THE forecast decline in 2020 Philippine remittances has been revised to 15% from 10% as overseas workers lose their jobs or see their wages reduced, the Institute of International Finance (IIF) said.
In its latest Macro Notes edition issued Wednesday, the IIF said inflows have dropped significantly in remittance-dependent countries like the Philippines, Bangladesh, Sri Lanka and Vietnam, but detected traces of a “moderate pickup” in May.
“The outlook for the full year remains bleak — in the Philippines, for example, a country with remittances reaching 10% of GDP, we project a 15% decline,” it said in the report, which carries the title “EM Asia: COVID-Induced External Adjustment.”
“As a result of lower remittances inflows, domestic demand, and consequentially imports, will remain under significant pressure for the rest of the year,” it added.
The study “analyzed the external adjustments in emerging markets” in Asia given the impact of the coronavirus pandemic, noting that the slowing global economy has dampened exports with weak domestic demand expected to drag down imports.
Meanwhile, other sources of foreign exchange inflows “have come under significant pressure as well” in the first six months, including income from foreign tourism and remittances.
Cash remittances dropped 16.2% from a year earlier in April to $2.046 billion, the sharpest decline since a 33.5% slump in January 2001.
The World Bank expects global remittances to decline 20% this year, while Moody’s Investors Service sees Philippine remittance inflows falling 5-10%.
“The economic disruption brought about by the pandemic is unprecedented in both its severity and scope, and we are observing a global synchronized recession amidst widespread government-imposed restrictions. In this context, it is not surprising that international trade — including in services has dropped sharply,” the IIF said.
It said the more stringent lockdowns in the Philippines and India caused exports to decline sharply, while the prolonged restrictive measures to curb the spread of the virus weakened domestic demand.
It said these “dramatic changes in international trade” will result in “significant current account adjustments” in the region.
The Philippine current account deficit hit $464 million in 2019 or 0.1% of gross domestic product (GDP), narrower than the $8.773-billion gap seen in 2018.
“The dramatic shift in cross-border flows could accelerate structural changes in the region, such as the shifting and upgrading of industrial capacities and shortening of supply chains. Countries in EM Asia are also attempting to strengthen domestic tourism and reduce their overall dependence on external demand,” it added.

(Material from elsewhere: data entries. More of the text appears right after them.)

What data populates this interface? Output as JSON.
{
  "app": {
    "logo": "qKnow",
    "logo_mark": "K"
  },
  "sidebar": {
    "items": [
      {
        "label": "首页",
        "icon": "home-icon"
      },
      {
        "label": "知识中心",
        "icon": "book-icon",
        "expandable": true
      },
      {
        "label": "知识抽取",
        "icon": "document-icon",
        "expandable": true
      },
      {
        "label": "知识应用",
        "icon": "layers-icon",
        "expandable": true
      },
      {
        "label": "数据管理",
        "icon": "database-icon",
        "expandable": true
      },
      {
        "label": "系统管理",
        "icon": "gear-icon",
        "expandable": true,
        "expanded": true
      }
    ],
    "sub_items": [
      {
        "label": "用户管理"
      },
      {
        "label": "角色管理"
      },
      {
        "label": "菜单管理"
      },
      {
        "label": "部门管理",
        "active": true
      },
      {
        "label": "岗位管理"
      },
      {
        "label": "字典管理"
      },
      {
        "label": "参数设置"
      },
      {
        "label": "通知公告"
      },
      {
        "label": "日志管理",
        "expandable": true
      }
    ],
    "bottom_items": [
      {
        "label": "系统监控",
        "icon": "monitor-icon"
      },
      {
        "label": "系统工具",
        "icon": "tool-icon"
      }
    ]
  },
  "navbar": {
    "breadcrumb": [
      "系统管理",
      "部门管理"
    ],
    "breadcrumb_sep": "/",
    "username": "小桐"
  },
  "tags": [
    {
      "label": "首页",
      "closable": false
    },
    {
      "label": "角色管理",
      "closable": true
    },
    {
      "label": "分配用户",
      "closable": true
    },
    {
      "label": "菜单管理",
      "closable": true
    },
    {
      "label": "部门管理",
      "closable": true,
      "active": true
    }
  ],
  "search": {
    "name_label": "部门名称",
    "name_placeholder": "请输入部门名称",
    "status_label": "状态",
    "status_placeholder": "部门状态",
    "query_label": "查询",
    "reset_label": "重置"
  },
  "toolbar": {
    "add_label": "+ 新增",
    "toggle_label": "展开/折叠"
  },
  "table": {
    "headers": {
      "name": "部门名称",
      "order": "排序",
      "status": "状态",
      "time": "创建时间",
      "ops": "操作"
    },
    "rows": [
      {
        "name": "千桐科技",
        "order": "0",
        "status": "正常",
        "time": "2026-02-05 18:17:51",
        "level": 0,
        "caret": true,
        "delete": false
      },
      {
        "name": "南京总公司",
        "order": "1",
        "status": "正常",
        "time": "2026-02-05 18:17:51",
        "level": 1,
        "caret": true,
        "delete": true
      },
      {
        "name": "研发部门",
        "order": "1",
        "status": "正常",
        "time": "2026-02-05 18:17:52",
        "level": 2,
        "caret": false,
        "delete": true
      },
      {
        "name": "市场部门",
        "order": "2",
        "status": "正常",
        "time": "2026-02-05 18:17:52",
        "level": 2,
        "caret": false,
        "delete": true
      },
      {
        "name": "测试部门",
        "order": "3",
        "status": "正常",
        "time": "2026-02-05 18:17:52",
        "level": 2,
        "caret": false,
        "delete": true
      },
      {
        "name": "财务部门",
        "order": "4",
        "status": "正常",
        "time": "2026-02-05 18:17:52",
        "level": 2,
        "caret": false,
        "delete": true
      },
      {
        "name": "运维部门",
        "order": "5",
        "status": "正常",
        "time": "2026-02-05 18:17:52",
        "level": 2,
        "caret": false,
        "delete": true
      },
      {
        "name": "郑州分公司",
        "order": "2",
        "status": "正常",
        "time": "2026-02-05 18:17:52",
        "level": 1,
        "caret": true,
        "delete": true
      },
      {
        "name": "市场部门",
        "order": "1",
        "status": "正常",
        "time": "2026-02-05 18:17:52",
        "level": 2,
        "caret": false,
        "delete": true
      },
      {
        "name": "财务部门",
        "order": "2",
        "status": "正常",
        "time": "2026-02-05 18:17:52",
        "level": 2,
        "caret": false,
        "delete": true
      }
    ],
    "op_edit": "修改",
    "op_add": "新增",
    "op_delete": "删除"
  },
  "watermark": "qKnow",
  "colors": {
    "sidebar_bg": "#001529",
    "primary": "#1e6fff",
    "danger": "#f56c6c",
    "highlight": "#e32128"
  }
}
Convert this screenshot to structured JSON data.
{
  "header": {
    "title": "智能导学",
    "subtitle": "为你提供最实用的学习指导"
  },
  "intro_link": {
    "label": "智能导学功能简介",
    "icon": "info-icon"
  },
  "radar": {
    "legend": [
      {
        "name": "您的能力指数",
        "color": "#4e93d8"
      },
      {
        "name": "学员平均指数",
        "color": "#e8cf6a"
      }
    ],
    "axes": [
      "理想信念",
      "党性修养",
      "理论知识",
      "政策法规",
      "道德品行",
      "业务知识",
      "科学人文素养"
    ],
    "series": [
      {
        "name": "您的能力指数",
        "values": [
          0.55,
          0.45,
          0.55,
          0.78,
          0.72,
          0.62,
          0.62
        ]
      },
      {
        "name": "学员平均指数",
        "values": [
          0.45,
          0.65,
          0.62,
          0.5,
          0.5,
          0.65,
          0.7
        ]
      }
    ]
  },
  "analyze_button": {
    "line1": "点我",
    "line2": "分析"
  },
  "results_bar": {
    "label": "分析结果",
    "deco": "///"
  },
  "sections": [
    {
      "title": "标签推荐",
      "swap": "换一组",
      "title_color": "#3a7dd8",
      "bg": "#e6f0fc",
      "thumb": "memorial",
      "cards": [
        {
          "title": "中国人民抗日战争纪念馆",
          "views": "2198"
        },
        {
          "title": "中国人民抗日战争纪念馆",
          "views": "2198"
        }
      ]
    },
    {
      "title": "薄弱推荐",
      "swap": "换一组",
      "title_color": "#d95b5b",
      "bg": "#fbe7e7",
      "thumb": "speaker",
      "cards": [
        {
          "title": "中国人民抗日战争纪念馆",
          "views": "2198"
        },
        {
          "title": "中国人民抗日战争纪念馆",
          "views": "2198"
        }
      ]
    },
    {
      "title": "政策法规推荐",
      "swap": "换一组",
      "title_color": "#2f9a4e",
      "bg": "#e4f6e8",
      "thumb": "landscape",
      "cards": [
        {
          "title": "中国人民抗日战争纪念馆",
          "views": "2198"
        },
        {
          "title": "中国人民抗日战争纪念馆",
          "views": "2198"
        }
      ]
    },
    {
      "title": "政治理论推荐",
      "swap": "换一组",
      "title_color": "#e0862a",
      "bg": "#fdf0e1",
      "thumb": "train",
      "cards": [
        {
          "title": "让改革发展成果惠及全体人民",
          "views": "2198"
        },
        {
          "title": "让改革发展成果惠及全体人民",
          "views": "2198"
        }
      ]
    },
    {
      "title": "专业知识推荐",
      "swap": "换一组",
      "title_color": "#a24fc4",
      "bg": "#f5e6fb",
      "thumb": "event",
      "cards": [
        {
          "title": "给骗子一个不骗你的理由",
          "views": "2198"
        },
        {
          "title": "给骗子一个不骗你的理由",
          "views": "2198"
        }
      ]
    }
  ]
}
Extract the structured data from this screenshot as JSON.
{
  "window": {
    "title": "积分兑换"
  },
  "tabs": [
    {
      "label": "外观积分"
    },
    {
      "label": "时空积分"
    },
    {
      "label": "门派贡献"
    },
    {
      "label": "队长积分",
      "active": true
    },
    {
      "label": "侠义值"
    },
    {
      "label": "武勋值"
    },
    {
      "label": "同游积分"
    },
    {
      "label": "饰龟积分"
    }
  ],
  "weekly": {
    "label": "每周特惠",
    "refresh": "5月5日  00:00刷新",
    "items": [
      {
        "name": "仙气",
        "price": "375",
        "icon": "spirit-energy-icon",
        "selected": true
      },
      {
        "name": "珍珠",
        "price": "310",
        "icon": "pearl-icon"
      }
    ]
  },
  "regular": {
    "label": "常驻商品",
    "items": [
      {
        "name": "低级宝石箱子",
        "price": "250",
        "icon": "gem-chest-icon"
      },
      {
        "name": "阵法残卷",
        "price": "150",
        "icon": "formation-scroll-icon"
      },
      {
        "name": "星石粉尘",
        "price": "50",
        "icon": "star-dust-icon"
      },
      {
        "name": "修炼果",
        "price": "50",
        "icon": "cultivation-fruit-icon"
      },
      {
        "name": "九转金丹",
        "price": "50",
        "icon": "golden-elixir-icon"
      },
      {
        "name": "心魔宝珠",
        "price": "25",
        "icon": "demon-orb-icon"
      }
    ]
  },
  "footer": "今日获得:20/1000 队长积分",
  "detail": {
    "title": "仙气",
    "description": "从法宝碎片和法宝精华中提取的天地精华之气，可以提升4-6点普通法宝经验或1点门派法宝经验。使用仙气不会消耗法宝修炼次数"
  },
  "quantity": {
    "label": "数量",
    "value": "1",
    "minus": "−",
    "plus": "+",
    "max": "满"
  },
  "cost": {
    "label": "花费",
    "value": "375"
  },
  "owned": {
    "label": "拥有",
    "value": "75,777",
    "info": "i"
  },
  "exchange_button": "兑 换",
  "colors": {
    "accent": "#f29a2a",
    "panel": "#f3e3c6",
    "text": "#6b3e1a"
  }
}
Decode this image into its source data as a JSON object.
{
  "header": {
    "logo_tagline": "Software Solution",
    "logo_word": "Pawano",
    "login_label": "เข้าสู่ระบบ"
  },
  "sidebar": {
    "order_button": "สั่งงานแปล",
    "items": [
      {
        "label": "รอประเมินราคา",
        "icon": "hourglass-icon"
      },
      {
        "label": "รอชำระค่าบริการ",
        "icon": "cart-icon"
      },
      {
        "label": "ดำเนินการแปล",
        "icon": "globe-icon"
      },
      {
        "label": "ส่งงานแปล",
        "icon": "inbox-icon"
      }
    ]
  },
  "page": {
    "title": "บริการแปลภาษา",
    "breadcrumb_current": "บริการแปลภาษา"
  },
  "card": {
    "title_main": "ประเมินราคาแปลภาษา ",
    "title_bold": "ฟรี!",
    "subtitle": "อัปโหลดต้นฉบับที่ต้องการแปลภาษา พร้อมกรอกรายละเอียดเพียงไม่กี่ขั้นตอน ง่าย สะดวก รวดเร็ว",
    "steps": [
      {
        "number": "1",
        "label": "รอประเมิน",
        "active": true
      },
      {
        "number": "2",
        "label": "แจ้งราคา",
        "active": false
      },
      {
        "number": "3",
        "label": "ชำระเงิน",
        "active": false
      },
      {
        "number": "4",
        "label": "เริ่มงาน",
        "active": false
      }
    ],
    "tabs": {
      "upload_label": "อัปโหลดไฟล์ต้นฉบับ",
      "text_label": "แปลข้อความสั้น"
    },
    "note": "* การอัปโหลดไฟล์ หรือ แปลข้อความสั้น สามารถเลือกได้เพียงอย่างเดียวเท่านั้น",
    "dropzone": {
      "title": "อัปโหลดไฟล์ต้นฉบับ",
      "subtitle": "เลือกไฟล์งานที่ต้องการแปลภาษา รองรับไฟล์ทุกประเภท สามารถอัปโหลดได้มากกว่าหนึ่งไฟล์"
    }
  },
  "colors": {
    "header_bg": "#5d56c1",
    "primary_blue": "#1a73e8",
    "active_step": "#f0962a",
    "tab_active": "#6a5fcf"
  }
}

The Philippines projects a 2-3.4% GDP contraction this year. — Beatrice M. Laforga